The link between musical rhythm and movement has been a fascination for a small yet passionate group of researchers. Early examples, from the 1920s, are the works by Alexander Truslit and Gustav Becking. More recently researchers like Neil Todd (University of Manchester, England) [1] defend a view that makes a direct link between musical rhythm and movement. Direct in the sense that it is argued that rhythm perception can be explained in terms of our physiology and body metrics (from the functioning of our vestibular system to leg length and body size).

While this might be a natural line of thought for most people, the consequences of such theories are peculiar. They predict, for instance, that body length will have an effect on our rhythm perception, longer people preferring slower musical tempi (or rates), shorter people preferring faster ones. Hence, females (since they are on average shorter than men) should have a preference for faster tempi as compared to males.

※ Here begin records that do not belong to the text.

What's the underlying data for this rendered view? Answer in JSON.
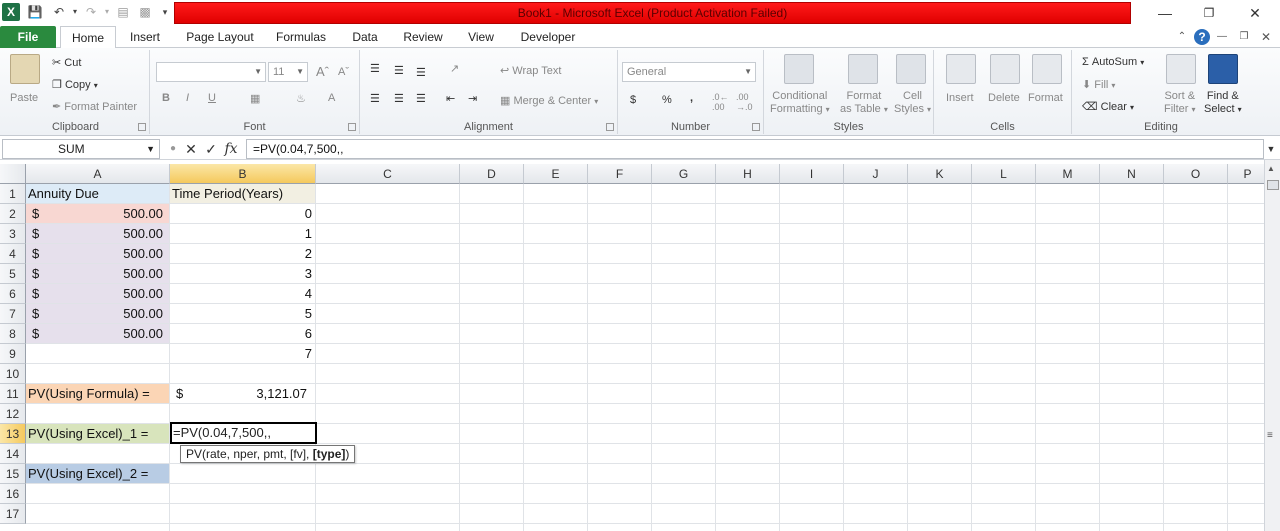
{
  "window": {
    "title": "Book1 - Microsoft Excel (Product Activation Failed)"
  },
  "quick_access": [
    "excel-logo",
    "save-icon",
    "undo-icon",
    "redo-icon"
  ],
  "tabs": [
    {
      "label": "File"
    },
    {
      "label": "Home"
    },
    {
      "label": "Insert"
    },
    {
      "label": "Page Layout"
    },
    {
      "label": "Formulas"
    },
    {
      "label": "Data"
    },
    {
      "label": "Review"
    },
    {
      "label": "View"
    },
    {
      "label": "Developer"
    }
  ],
  "ribbon": {
    "clipboard": {
      "paste": "Paste",
      "cut": "Cut",
      "copy": "Copy",
      "format_painter": "Format Painter",
      "label": "Clipboard"
    },
    "font": {
      "name": "",
      "size": "11",
      "label": "Font"
    },
    "alignment": {
      "wrap_text": "Wrap Text",
      "merge_center": "Merge & Center",
      "label": "Alignment"
    },
    "number": {
      "format": "General",
      "currency": "$",
      "percent": "%",
      "comma": ",",
      "label": "Number"
    },
    "styles": {
      "conditional_1": "Conditional",
      "conditional_2": "Formatting",
      "format_table_1": "Format",
      "format_table_2": "as Table",
      "cell_styles_1": "Cell",
      "cell_styles_2": "Styles",
      "label": "Styles"
    },
    "cells": {
      "insert": "Insert",
      "delete": "Delete",
      "format": "Format",
      "label": "Cells"
    },
    "editing": {
      "autosum": "AutoSum",
      "fill": "Fill",
      "clear": "Clear",
      "sort_1": "Sort &",
      "sort_2": "Filter",
      "find_1": "Find &",
      "find_2": "Select",
      "label": "Editing"
    }
  },
  "formula_bar": {
    "name_box": "SUM",
    "formula": "=PV(0.04,7,500,,"
  },
  "columns": [
    "A",
    "B",
    "C",
    "D",
    "E",
    "F",
    "G",
    "H",
    "I",
    "J",
    "K",
    "L",
    "M",
    "N",
    "O",
    "P"
  ],
  "rows": [
    "1",
    "2",
    "3",
    "4",
    "5",
    "6",
    "7",
    "8",
    "9",
    "10",
    "11",
    "12",
    "13",
    "14",
    "15",
    "16",
    "17"
  ],
  "sheet": {
    "a1": "Annuity Due",
    "b1": "Time Period(Years)",
    "amounts": [
      {
        "cur": "$",
        "val": "500.00"
      },
      {
        "cur": "$",
        "val": "500.00"
      },
      {
        "cur": "$",
        "val": "500.00"
      },
      {
        "cur": "$",
        "val": "500.00"
      },
      {
        "cur": "$",
        "val": "500.00"
      },
      {
        "cur": "$",
        "val": "500.00"
      },
      {
        "cur": "$",
        "val": "500.00"
      }
    ],
    "periods": [
      "0",
      "1",
      "2",
      "3",
      "4",
      "5",
      "6",
      "7"
    ],
    "a11": "PV(Using Formula) =",
    "b11_cur": "$",
    "b11_val": "3,121.07",
    "a13": "PV(Using Excel)_1 =",
    "b13_editing": "=PV(0.04,7,500,,",
    "a15": "PV(Using Excel)_2 ="
  },
  "tooltip": {
    "text": "PV(rate, nper, pmt, [fv], ",
    "bold": "[type]",
    "close": ")"
  },
  "colors": {
    "title_bar": "#e00000",
    "file_tab": "#2a8a3e",
    "a1_fill": "#ddebf7",
    "a2_fill": "#f8d7d2",
    "amount_fill": "#e6e0ec",
    "b1_fill": "#f2efe2",
    "a11_fill": "#fbd5b5",
    "a13_fill": "#d8e4bc",
    "a15_fill": "#b8cce4"
  }
}
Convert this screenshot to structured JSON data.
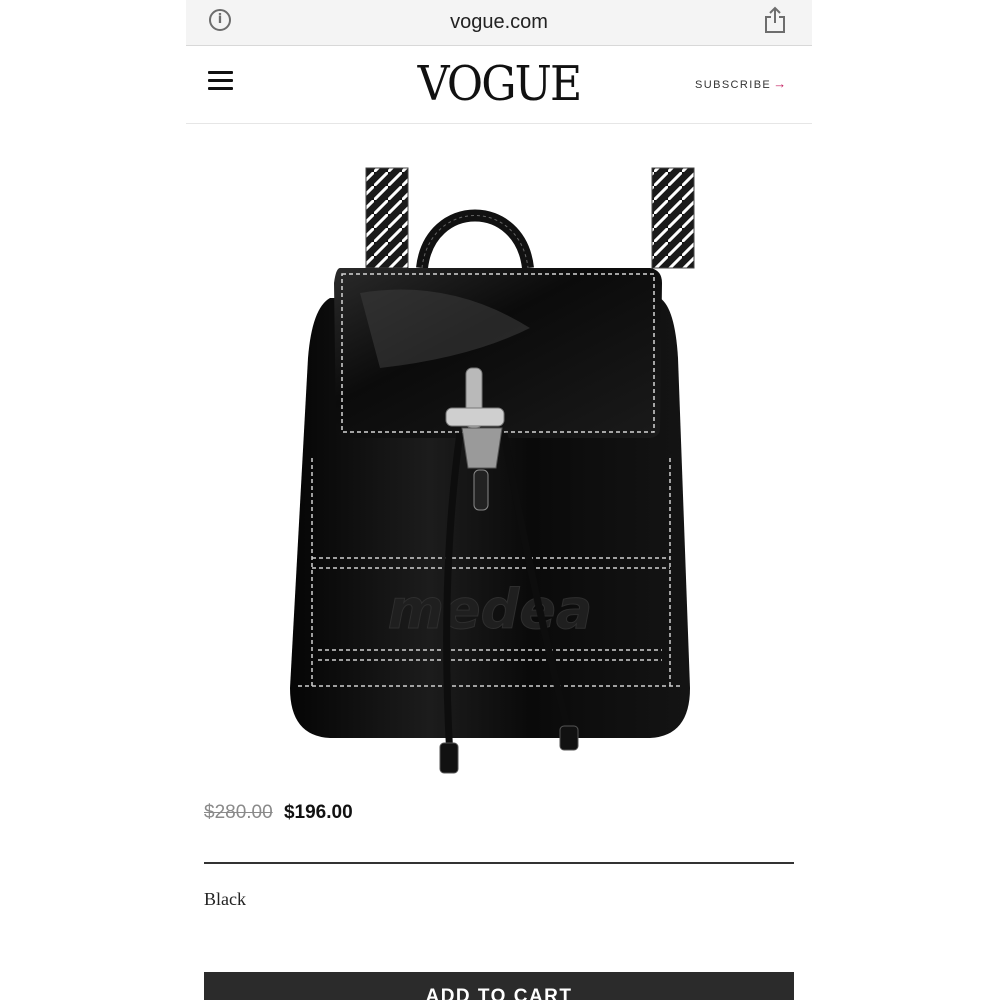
{
  "browser": {
    "url": "vogue.com",
    "info_icon": "info-icon",
    "share_icon": "share-icon"
  },
  "header": {
    "menu_icon": "hamburger-menu-icon",
    "logo": "VOGUE",
    "subscribe_label": "SUBSCRIBE",
    "subscribe_arrow": "→",
    "accent_color": "#c2185b"
  },
  "product": {
    "image_description_icon": "backpack-image",
    "embossed_text": "medea",
    "original_price": "$280.00",
    "sale_price": "$196.00",
    "color": "Black",
    "cart_button_label": "ADD TO CART"
  }
}
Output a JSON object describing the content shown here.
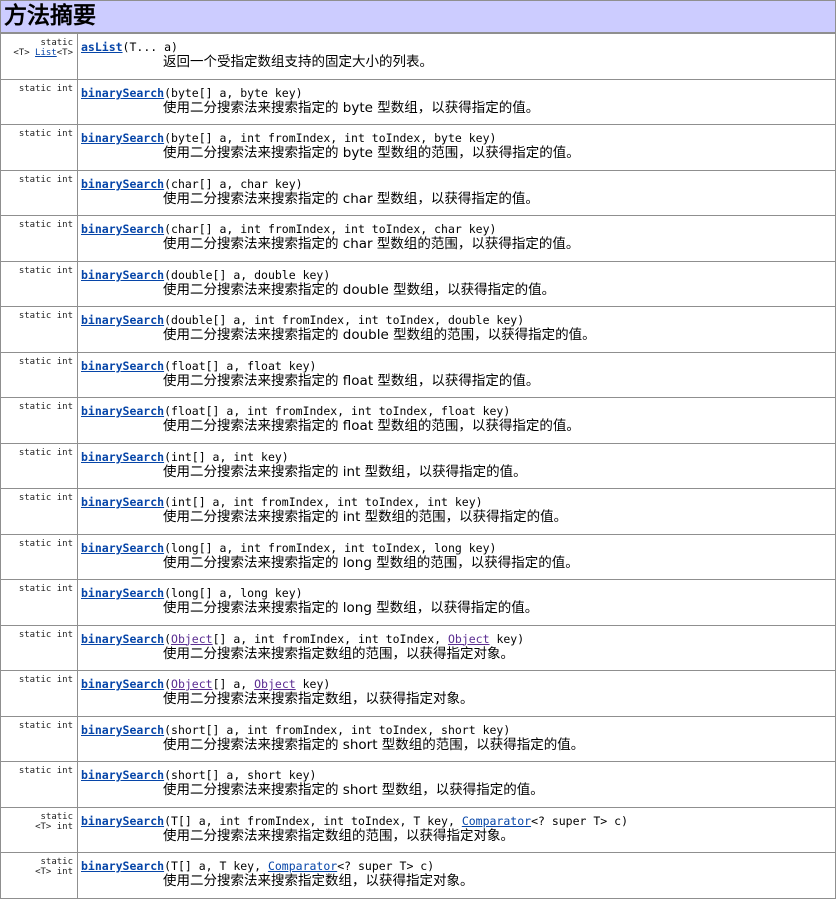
{
  "header": {
    "title": "方法摘要"
  },
  "colors": {
    "header_bg": "#ccccff",
    "link": "#0645a8",
    "visited_link": "#5b2d91",
    "border": "#8f8f8f"
  },
  "rows": [
    {
      "type": [
        "static",
        "<T> |List|<T>"
      ],
      "name": "asList",
      "params": "(T... a)",
      "desc": "返回一个受指定数组支持的固定大小的列表。"
    },
    {
      "type": [
        "static int"
      ],
      "name": "binarySearch",
      "params": "(byte[] a, byte key)",
      "desc": "使用二分搜索法来搜索指定的 byte 型数组，以获得指定的值。"
    },
    {
      "type": [
        "static int"
      ],
      "name": "binarySearch",
      "params": "(byte[] a, int fromIndex, int toIndex, byte key)",
      "desc": "使用二分搜索法来搜索指定的 byte 型数组的范围，以获得指定的值。"
    },
    {
      "type": [
        "static int"
      ],
      "name": "binarySearch",
      "params": "(char[] a, char key)",
      "desc": "使用二分搜索法来搜索指定的 char 型数组，以获得指定的值。"
    },
    {
      "type": [
        "static int"
      ],
      "name": "binarySearch",
      "params": "(char[] a, int fromIndex, int toIndex, char key)",
      "desc": "使用二分搜索法来搜索指定的 char 型数组的范围，以获得指定的值。"
    },
    {
      "type": [
        "static int"
      ],
      "name": "binarySearch",
      "params": "(double[] a, double key)",
      "desc": "使用二分搜索法来搜索指定的 double 型数组，以获得指定的值。"
    },
    {
      "type": [
        "static int"
      ],
      "name": "binarySearch",
      "params": "(double[] a, int fromIndex, int toIndex, double key)",
      "desc": "使用二分搜索法来搜索指定的 double 型数组的范围，以获得指定的值。"
    },
    {
      "type": [
        "static int"
      ],
      "name": "binarySearch",
      "params": "(float[] a, float key)",
      "desc": "使用二分搜索法来搜索指定的 float 型数组，以获得指定的值。"
    },
    {
      "type": [
        "static int"
      ],
      "name": "binarySearch",
      "params": "(float[] a, int fromIndex, int toIndex, float key)",
      "desc": "使用二分搜索法来搜索指定的 float 型数组的范围，以获得指定的值。"
    },
    {
      "type": [
        "static int"
      ],
      "name": "binarySearch",
      "params": "(int[] a, int key)",
      "desc": "使用二分搜索法来搜索指定的 int 型数组，以获得指定的值。"
    },
    {
      "type": [
        "static int"
      ],
      "name": "binarySearch",
      "params": "(int[] a, int fromIndex, int toIndex, int key)",
      "desc": "使用二分搜索法来搜索指定的 int 型数组的范围，以获得指定的值。"
    },
    {
      "type": [
        "static int"
      ],
      "name": "binarySearch",
      "params": "(long[] a, int fromIndex, int toIndex, long key)",
      "desc": "使用二分搜索法来搜索指定的 long 型数组的范围，以获得指定的值。"
    },
    {
      "type": [
        "static int"
      ],
      "name": "binarySearch",
      "params": "(long[] a, long key)",
      "desc": "使用二分搜索法来搜索指定的 long 型数组，以获得指定的值。"
    },
    {
      "type": [
        "static int"
      ],
      "name": "binarySearch",
      "params": "(|Object|[] a, int fromIndex, int toIndex, |Object| key)",
      "desc": "使用二分搜索法来搜索指定数组的范围，以获得指定对象。"
    },
    {
      "type": [
        "static int"
      ],
      "name": "binarySearch",
      "params": "(|Object|[] a, |Object| key)",
      "desc": "使用二分搜索法来搜索指定数组，以获得指定对象。"
    },
    {
      "type": [
        "static int"
      ],
      "name": "binarySearch",
      "params": "(short[] a, int fromIndex, int toIndex, short key)",
      "desc": "使用二分搜索法来搜索指定的 short 型数组的范围，以获得指定的值。"
    },
    {
      "type": [
        "static int"
      ],
      "name": "binarySearch",
      "params": "(short[] a, short key)",
      "desc": "使用二分搜索法来搜索指定的 short 型数组，以获得指定的值。"
    },
    {
      "type": [
        "static",
        "<T> int"
      ],
      "name": "binarySearch",
      "params": "(T[] a, int fromIndex, int toIndex, T key, ~Comparator~<? super T> c)",
      "desc": "使用二分搜索法来搜索指定数组的范围，以获得指定对象。"
    },
    {
      "type": [
        "static",
        "<T> int"
      ],
      "name": "binarySearch",
      "params": "(T[] a, T key, ~Comparator~<? super T> c)",
      "desc": "使用二分搜索法来搜索指定数组，以获得指定对象。"
    }
  ]
}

To me that is too direct and naïve a relation. There are quite a few studies that looked for these direct physiological relations (like heart rate, spontaneous tapping rate, walking speed, etc.) and how these might influence or even determine rhythm perception. However, none of these succeeded in finding a convincing correlation, let alone a causal relation. In addition, they ignore the influence that culture and cognition apparently have on rhythm perception. Nevertheless it should be added that embodied explanations do form a healthy alternative to the often too restricted ‘mentalist’ or cognitive approach.

An intriguing study in that respect was done by Jessica Phillips-Silver and Laurel Trainor (McMaster University, Canada) [2] a few years ago. They did an inventive experiment with seven month old babies, and showed that body movement (i.e. not body size) can influence rhythm perception. They had a group of mothers bounce their infants on a rhythm that could be interpreted as either being in duple or in triple meter. They could show (using a head-turn preference procedure, measuring the time an infant pays attention to a stimulus) that bouncing in three or in four influenced the perception of the infant. While one could be critical on some important details, this is a striking empirical finding, and a small step forward in trying to underpin the relation between rhythm cognition and human movement.

ResearchBlogging.orgJ. Phillips-Silver (2005). Feeling the Beat: Movement Influences Infant Rhythm Perception Science, 308 (5727), 1430-1430 DOI: 10.1126/science.1110922

* Repeated blog entry from July 17, 2007.

Thursday, December 11, 2008

Waarom kan muziek zulke sterke herinneringen oproepen? [Dutch]

'Muziek raakt onze allerdiepste emoties en blijkt een spoor te trekken in de hersenen. Muziek is ook een drager van herinneringen. Hoe werkt dat? En waarom houdt de één van Bach en de ander van The Beatles?'
De Ncrv-tv zendt vandaag een aflevering uit over muziek, emotie en herinneringen. Zie de trailer. Voor de volledige aflevering, zie uitzending gemist. Zie tevens gerelateerd artikel in de Volkskrant bijlage van 13.12.2008 (met levendige reacties).